I've been thinking in a more conscious way about the products I buy and where they come from, and what effects those products have on me, the economy, the environment, and what impact I'm personally having on this planet. I'm a little obsessed with personal responsibility right now. I want my impact on this world to be beneficial, not harmful, I want to leave a positive mark, if any. So, first I stopped buying the regular eggs (because I'm against chicken torture), then I stopped eating cheese (made with rennet, which is baby cow stomach enzymes! WHY!) and my gut started working much more smoothly, and my skin got this unreal glow to it that I haven't seen since I was a teenager, without the zits (well, still a few, but that's ok) and then I dropped a pant-size or two within two weeks and my energy BOOMED.

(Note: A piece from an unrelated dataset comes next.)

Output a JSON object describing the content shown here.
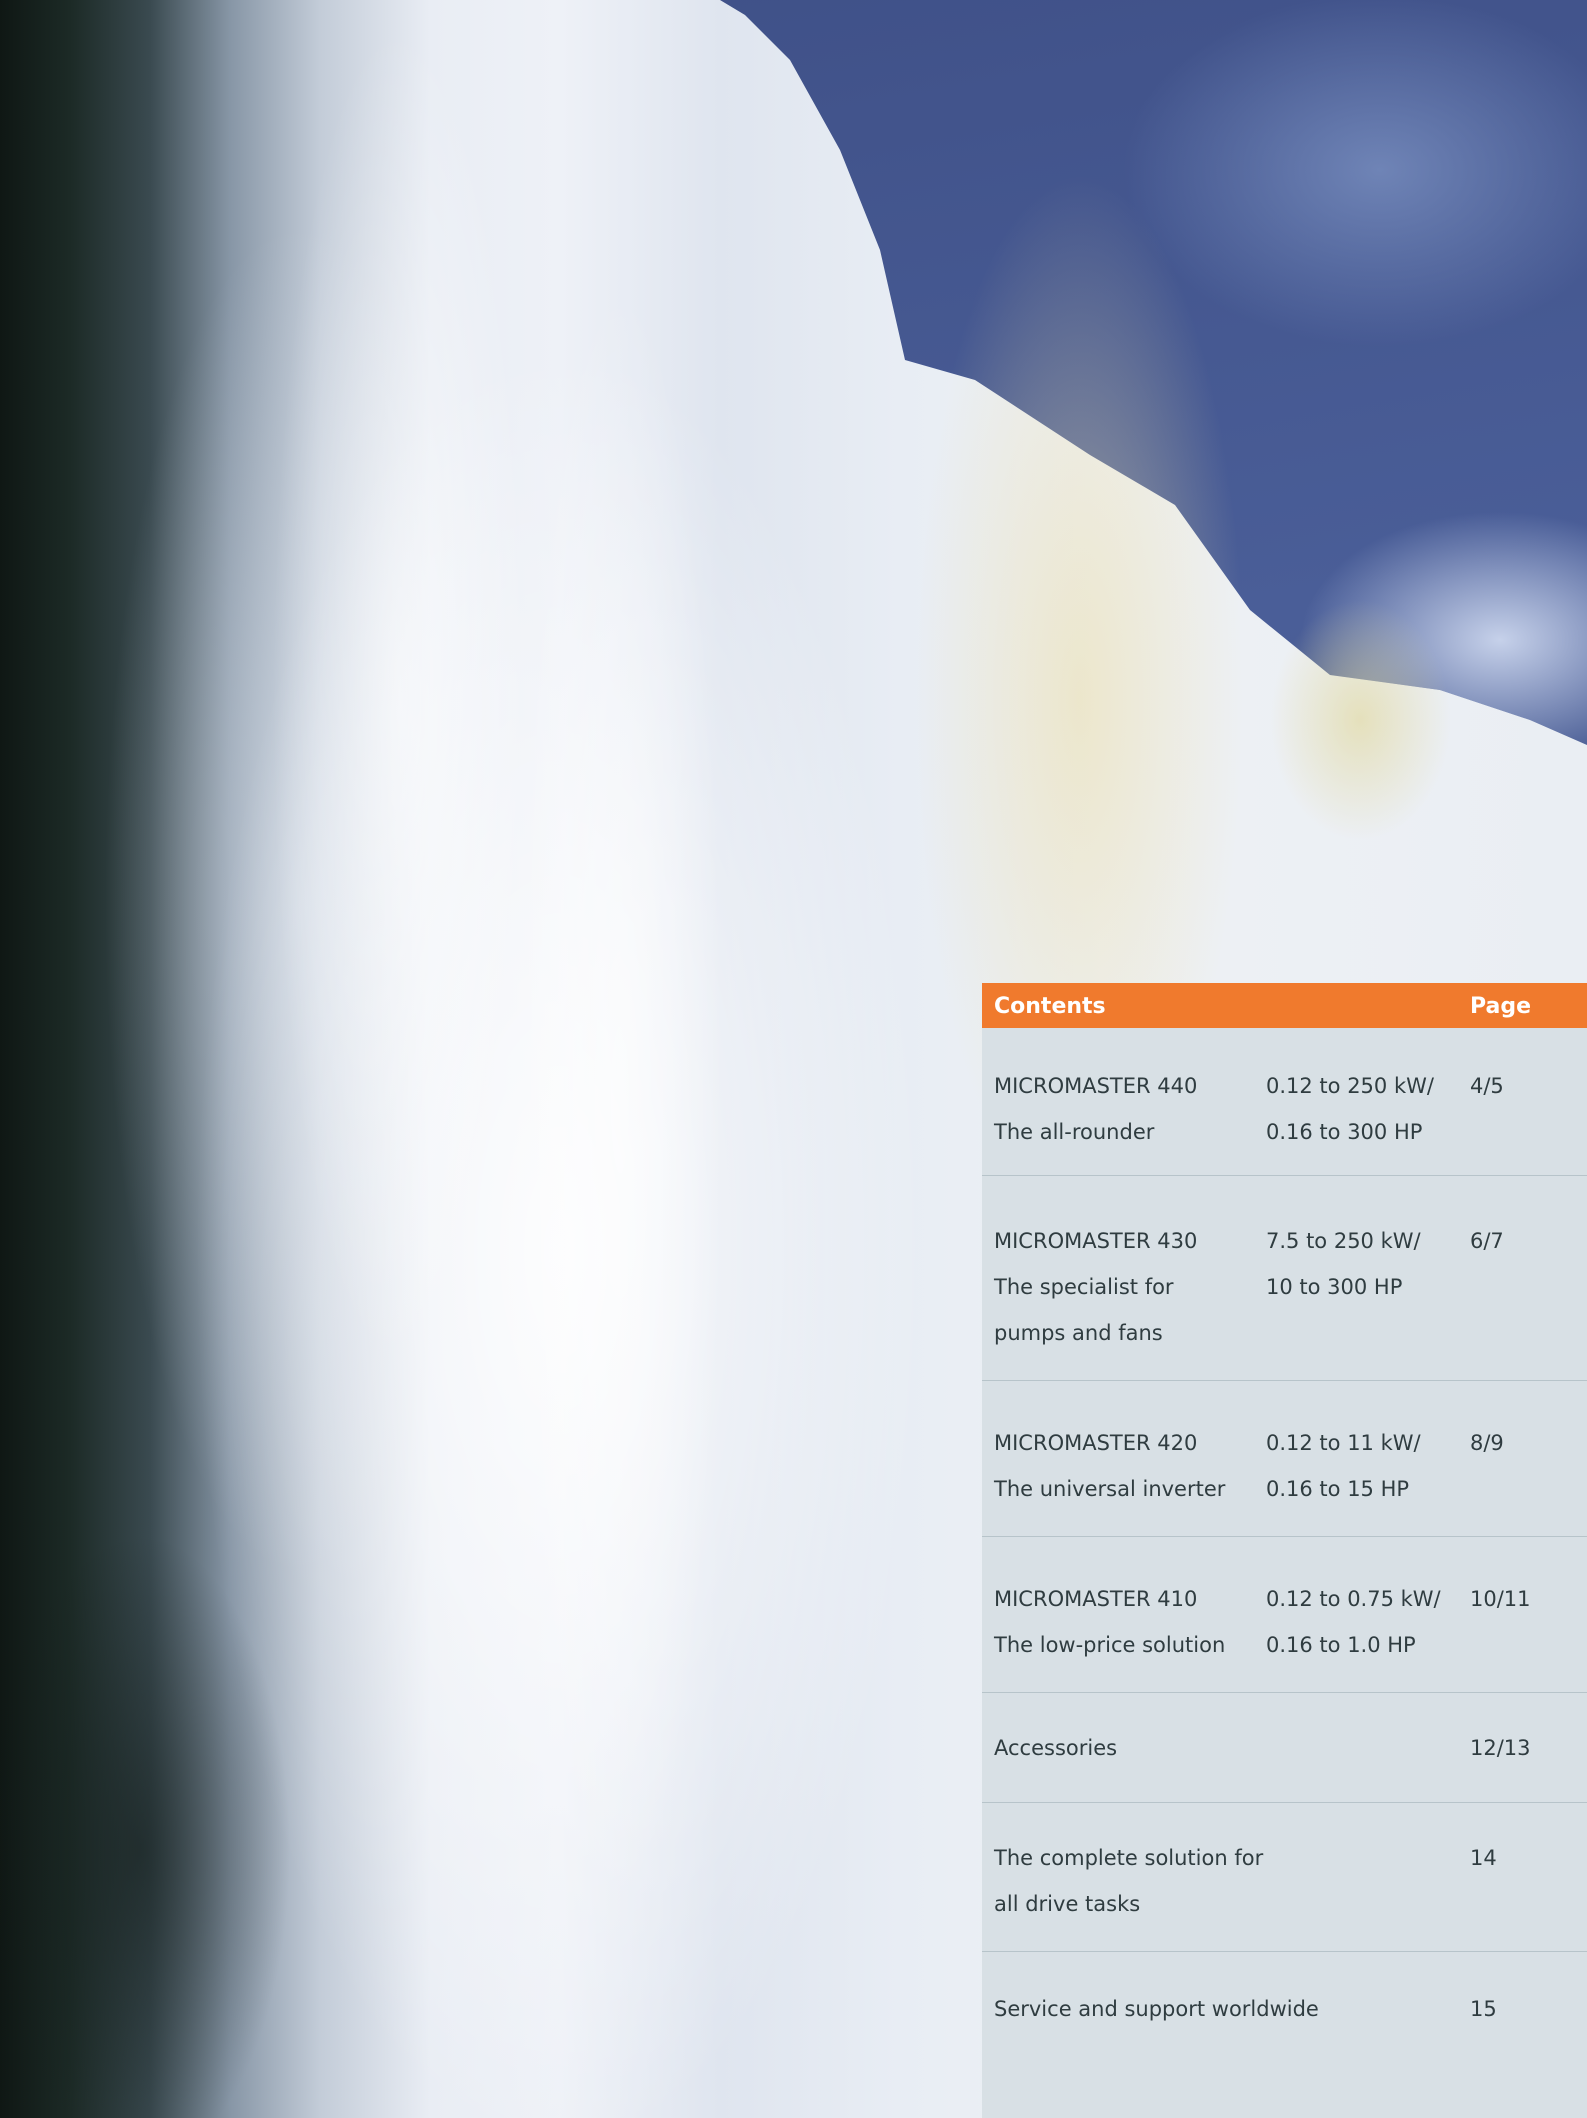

I'm hiking our hill most days now, and every now and again I'll go up more than once. Pushups, situps and yoga are happening more and more frequently as well, and even on bad days, I'm trying to do low-key stuff, just to keep my body limber. I even ran in place for like, ten minutes the other day! Unbelievable!
Baked goods are still my dairy-downfall, because I'm not eating them often enough to warrant searching out and testing vegan recipes. I've been indulging in the standard fare, whatever my boyfriend brings home, save for the ice cream. But let me tell you, vegans aren't missing a thing when it comes to ice cream. We have this stuff in our local grocery:
It's called Luna & Larry's Organic Coconut Bliss and every flavor I've tried of their delightful coconut ice cream has been an impossible pleasure. The chocolate doesn't taste like coconut at all to me, but the less powerful flavors will definitely have at least an undertaste (if that's a thing? I think it's a thing) of fresh coconut, not that I ever complained. It's pricey, so it's not a frequent treat, but oh is it worth every penny. It's better than dairy ice cream and everyone should eat this. Unless you have a coconut allergy, like my poor boyfriend does. Doomed to a life of dairy ice cream, that one. More for me.